Motherwell Football Club Posts Record £3.5m Profit
Scottish Premiership side, Motherwell has posted a record £3.5m profit in its latest accounts up to year ending May 2021.
The figure is a significant lift on the £435,970 profit recorded in 2020, with a total increase of £3,139,645, but included a £1,518,471 accounting profit attributed to a Scottish Government interest-free loan.
In his review of the financial year, Chairman, Jim McMahon, noted: “Despite the financial challenges created by Covid-19, I can report that the profit for the financial year is a club record £3,575,615.
“The pandemic caused a major reduction in our operating income. For example, revenue in the prior year included £1.35m of gate receipts. With matches being played behind closed doors, no such income was generated in 2020/21.
“The restrictions also reduced our commercial income by almost £350,000. There were various other smaller reductions in funding from the football bodies, who had front-loaded awards at the start of the pandemic.
“The club had put measures in place to reduce the impact of the pandemic on its finances. These were very successful and resulted in £4.1m of Other Operating Income being recorded in the financial year. This includes monies from the HMRC Job Retention (furlough) scheme, a business interruption insurance claim and an SPFL Trust Covid-19 grant.
“We also borrowed £2,959,000 from the Scottish Government to further strengthen our position should the pandemic, and the associated restriction to our normal trading conditions, continue for an extended period. The borrowings are to be repaid between September 2022 and August 2042 and are unsecured and interest-free.”
Concluding his summary, McMahon said: “The club’s financial position is healthy in the short to medium term. But we are acutely aware of the potential threats we face. We hope that this is the final spin of the Covid-19 roulette wheel, but it would be imprudent to plan solely on that basis.
“We continue to examine new ways of generating additional revenue streams and look at ways to streamline costs and make the club more efficient. This needs to be done whilst remaining competitive in what is probably the most challenging top league in Scotland for the last two decades. It is not an easy balance to get right, but it is essential that we do.
“The club only works properly and with a chance of success when all the component parts – fans, owners, playing and coaching staff, the management team and the Board – work in unison.

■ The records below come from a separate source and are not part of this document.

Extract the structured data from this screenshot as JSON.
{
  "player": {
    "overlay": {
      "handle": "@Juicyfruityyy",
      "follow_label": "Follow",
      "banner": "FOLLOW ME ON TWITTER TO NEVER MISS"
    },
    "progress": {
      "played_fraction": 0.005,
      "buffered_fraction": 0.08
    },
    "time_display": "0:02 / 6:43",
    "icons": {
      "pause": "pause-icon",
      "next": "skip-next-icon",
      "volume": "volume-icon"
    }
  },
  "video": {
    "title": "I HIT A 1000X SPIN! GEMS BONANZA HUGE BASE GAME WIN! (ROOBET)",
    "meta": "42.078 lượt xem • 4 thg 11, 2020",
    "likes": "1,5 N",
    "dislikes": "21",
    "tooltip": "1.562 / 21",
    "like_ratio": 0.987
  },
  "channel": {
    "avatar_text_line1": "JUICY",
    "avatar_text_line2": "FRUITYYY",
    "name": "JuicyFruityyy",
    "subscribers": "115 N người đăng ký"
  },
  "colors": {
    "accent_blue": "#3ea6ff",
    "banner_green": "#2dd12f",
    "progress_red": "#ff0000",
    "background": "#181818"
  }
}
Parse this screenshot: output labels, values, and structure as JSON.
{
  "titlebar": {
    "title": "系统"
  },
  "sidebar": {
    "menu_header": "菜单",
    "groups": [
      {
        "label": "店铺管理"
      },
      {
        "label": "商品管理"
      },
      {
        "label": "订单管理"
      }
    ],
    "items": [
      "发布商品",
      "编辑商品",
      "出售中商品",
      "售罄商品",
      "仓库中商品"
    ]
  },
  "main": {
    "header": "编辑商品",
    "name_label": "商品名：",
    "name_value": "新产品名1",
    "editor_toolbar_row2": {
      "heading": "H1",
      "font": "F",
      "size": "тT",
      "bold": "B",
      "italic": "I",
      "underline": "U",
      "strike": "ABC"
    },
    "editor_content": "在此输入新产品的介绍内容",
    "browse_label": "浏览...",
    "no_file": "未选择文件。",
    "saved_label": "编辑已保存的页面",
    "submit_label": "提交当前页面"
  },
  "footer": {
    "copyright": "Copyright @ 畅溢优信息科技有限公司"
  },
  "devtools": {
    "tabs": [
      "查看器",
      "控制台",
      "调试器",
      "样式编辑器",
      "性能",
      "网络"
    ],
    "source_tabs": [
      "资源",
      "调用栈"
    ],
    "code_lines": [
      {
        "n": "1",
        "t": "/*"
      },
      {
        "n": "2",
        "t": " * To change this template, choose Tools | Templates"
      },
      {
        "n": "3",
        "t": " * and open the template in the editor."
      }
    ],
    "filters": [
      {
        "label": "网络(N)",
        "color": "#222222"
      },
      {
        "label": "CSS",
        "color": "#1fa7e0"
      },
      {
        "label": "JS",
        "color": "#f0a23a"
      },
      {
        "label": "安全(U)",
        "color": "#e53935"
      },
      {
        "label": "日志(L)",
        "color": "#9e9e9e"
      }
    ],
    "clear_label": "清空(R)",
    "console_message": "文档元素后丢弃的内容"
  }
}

They have, and I give my thanks to everyone for making that happen during 2020/21.”